Given entries:
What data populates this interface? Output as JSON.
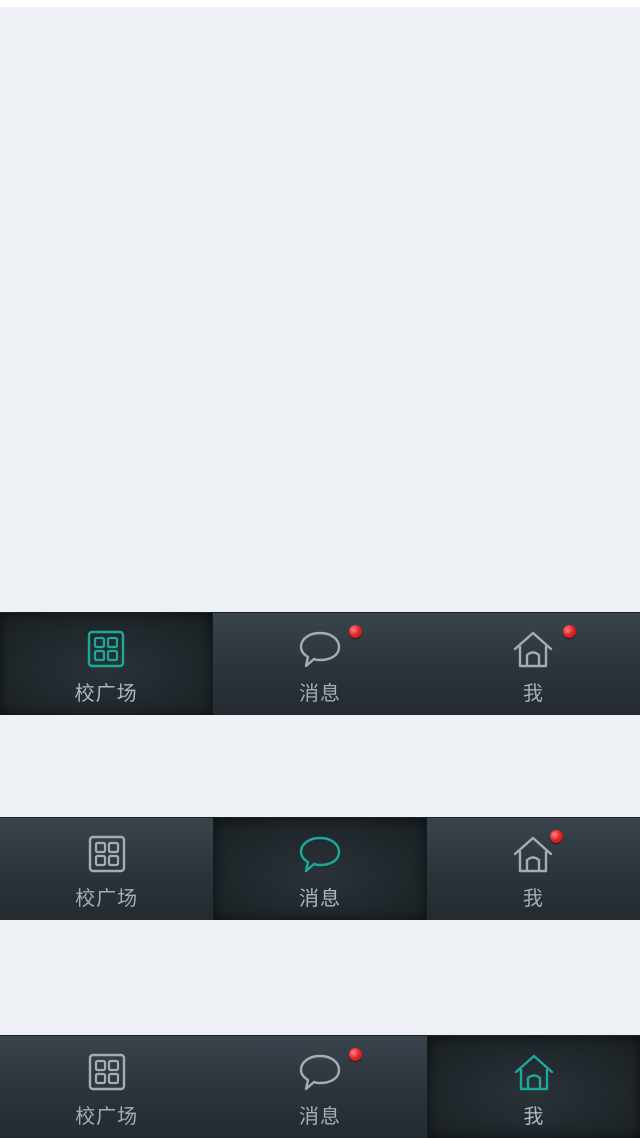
{
  "colors": {
    "page_bg": "#edf0f5",
    "tabbar_bg": "#2b343b",
    "active_icon": "#1aa99a",
    "inactive_icon": "#a5adb4",
    "badge_dot": "#e8252a"
  },
  "tabbars": [
    {
      "active": "square",
      "tabs": [
        {
          "label": "校广场",
          "icon": "grid-icon",
          "badge": false
        },
        {
          "label": "消息",
          "icon": "chat-bubble-icon",
          "badge": true
        },
        {
          "label": "我",
          "icon": "home-icon",
          "badge": true
        }
      ]
    },
    {
      "active": "messages",
      "tabs": [
        {
          "label": "校广场",
          "icon": "grid-icon",
          "badge": false
        },
        {
          "label": "消息",
          "icon": "chat-bubble-icon",
          "badge": false
        },
        {
          "label": "我",
          "icon": "home-icon",
          "badge": true
        }
      ]
    },
    {
      "active": "me",
      "tabs": [
        {
          "label": "校广场",
          "icon": "grid-icon",
          "badge": false
        },
        {
          "label": "消息",
          "icon": "chat-bubble-icon",
          "badge": true
        },
        {
          "label": "我",
          "icon": "home-icon",
          "badge": false
        }
      ]
    }
  ]
}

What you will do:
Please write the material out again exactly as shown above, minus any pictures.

Exercise output:
What data populates this interface? Output as JSON.
{
  "colors": {
    "page_bg": "#edf0f5",
    "tabbar_bg": "#2b343b",
    "active_icon": "#1aa99a",
    "inactive_icon": "#a5adb4",
    "badge_dot": "#e8252a"
  },
  "tabbars": [
    {
      "active": "square",
      "tabs": [
        {
          "label": "校广场",
          "icon": "grid-icon",
          "badge": false
        },
        {
          "label": "消息",
          "icon": "chat-bubble-icon",
          "badge": true
        },
        {
          "label": "我",
          "icon": "home-icon",
          "badge": true
        }
      ]
    },
    {
      "active": "messages",
      "tabs": [
        {
          "label": "校广场",
          "icon": "grid-icon",
          "badge": false
        },
        {
          "label": "消息",
          "icon": "chat-bubble-icon",
          "badge": false
        },
        {
          "label": "我",
          "icon": "home-icon",
          "badge": true
        }
      ]
    },
    {
      "active": "me",
      "tabs": [
        {
          "label": "校广场",
          "icon": "grid-icon",
          "badge": false
        },
        {
          "label": "消息",
          "icon": "chat-bubble-icon",
          "badge": true
        },
        {
          "label": "我",
          "icon": "home-icon",
          "badge": false
        }
      ]
    }
  ]
}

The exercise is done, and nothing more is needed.